The records sit below this line. Repeat all of them exactly.
·····
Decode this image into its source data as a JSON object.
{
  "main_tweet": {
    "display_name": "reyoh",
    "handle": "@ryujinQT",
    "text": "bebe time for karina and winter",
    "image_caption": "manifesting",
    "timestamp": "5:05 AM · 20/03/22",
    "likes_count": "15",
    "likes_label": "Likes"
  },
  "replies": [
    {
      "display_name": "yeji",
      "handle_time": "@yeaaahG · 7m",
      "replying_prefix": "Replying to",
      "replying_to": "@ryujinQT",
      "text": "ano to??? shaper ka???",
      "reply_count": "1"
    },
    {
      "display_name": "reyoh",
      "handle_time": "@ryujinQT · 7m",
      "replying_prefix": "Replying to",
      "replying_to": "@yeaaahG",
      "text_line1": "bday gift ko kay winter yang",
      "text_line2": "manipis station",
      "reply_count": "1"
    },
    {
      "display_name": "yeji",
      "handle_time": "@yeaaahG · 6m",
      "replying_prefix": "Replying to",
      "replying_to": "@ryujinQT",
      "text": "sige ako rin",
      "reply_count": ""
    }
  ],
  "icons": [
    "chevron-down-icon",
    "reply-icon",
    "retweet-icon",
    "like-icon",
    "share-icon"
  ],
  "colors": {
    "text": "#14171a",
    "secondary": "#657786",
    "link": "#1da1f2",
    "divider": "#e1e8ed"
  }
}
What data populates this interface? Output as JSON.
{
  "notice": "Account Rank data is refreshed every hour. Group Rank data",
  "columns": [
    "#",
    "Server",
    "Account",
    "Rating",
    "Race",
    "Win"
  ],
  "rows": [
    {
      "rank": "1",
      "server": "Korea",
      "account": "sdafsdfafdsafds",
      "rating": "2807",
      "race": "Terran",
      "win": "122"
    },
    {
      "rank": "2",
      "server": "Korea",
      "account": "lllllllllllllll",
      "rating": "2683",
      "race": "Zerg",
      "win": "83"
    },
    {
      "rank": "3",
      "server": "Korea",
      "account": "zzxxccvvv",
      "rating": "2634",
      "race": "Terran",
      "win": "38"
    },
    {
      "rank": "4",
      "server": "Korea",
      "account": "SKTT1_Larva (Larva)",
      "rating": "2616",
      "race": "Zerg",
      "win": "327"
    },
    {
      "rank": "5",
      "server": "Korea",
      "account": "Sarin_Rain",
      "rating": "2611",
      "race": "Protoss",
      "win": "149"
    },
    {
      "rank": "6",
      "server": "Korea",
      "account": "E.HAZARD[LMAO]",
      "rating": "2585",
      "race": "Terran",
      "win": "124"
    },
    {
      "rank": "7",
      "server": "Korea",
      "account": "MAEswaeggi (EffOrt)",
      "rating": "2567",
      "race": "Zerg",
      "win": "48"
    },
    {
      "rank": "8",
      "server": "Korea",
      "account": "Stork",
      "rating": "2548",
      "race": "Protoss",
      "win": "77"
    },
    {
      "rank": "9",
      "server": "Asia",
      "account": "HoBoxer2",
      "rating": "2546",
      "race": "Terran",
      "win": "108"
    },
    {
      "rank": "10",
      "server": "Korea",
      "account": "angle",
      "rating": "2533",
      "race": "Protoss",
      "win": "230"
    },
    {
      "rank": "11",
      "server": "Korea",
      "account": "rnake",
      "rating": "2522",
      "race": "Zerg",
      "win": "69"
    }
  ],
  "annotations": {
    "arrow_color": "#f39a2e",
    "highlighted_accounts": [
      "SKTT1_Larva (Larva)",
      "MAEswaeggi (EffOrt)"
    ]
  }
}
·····
> [SOLUTION FOR THIS TASK]
Decode this image into its source data as a JSON object.
{
  "main_tweet": {
    "display_name": "reyoh",
    "handle": "@ryujinQT",
    "text": "bebe time for karina and winter",
    "image_caption": "manifesting",
    "timestamp": "5:05 AM · 20/03/22",
    "likes_count": "15",
    "likes_label": "Likes"
  },
  "replies": [
    {
      "display_name": "yeji",
      "handle_time": "@yeaaahG · 7m",
      "replying_prefix": "Replying to",
      "replying_to": "@ryujinQT",
      "text": "ano to??? shaper ka???",
      "reply_count": "1"
    },
    {
      "display_name": "reyoh",
      "handle_time": "@ryujinQT · 7m",
      "replying_prefix": "Replying to",
      "replying_to": "@yeaaahG",
      "text_line1": "bday gift ko kay winter yang",
      "text_line2": "manipis station",
      "reply_count": "1"
    },
    {
      "display_name": "yeji",
      "handle_time": "@yeaaahG · 6m",
      "replying_prefix": "Replying to",
      "replying_to": "@ryujinQT",
      "text": "sige ako rin",
      "reply_count": ""
    }
  ],
  "icons": [
    "chevron-down-icon",
    "reply-icon",
    "retweet-icon",
    "like-icon",
    "share-icon"
  ],
  "colors": {
    "text": "#14171a",
    "secondary": "#657786",
    "link": "#1da1f2",
    "divider": "#e1e8ed"
  }
}
What data populates this interface? Output as JSON.
{
  "notice": "Account Rank data is refreshed every hour. Group Rank data",
  "columns": [
    "#",
    "Server",
    "Account",
    "Rating",
    "Race",
    "Win"
  ],
  "rows": [
    {
      "rank": "1",
      "server": "Korea",
      "account": "sdafsdfafdsafds",
      "rating": "2807",
      "race": "Terran",
      "win": "122"
    },
    {
      "rank": "2",
      "server": "Korea",
      "account": "lllllllllllllll",
      "rating": "2683",
      "race": "Zerg",
      "win": "83"
    },
    {
      "rank": "3",
      "server": "Korea",
      "account": "zzxxccvvv",
      "rating": "2634",
      "race": "Terran",
      "win": "38"
    },
    {
      "rank": "4",
      "server": "Korea",
      "account": "SKTT1_Larva (Larva)",
      "rating": "2616",
      "race": "Zerg",
      "win": "327"
    },
    {
      "rank": "5",
      "server": "Korea",
      "account": "Sarin_Rain",
      "rating": "2611",
      "race": "Protoss",
      "win": "149"
    },
    {
      "rank": "6",
      "server": "Korea",
      "account": "E.HAZARD[LMAO]",
      "rating": "2585",
      "race": "Terran",
      "win": "124"
    },
    {
      "rank": "7",
      "server": "Korea",
      "account": "MAEswaeggi (EffOrt)",
      "rating": "2567",
      "race": "Zerg",
      "win": "48"
    },
    {
      "rank": "8",
      "server": "Korea",
      "account": "Stork",
      "rating": "2548",
      "race": "Protoss",
      "win": "77"
    },
    {
      "rank": "9",
      "server": "Asia",
      "account": "HoBoxer2",
      "rating": "2546",
      "race": "Terran",
      "win": "108"
    },
    {
      "rank": "10",
      "server": "Korea",
      "account": "angle",
      "rating": "2533",
      "race": "Protoss",
      "win": "230"
    },
    {
      "rank": "11",
      "server": "Korea",
      "account": "rnake",
      "rating": "2522",
      "race": "Zerg",
      "win": "69"
    }
  ],
  "annotations": {
    "arrow_color": "#f39a2e",
    "highlighted_accounts": [
      "SKTT1_Larva (Larva)",
      "MAEswaeggi (EffOrt)"
    ]
  }
}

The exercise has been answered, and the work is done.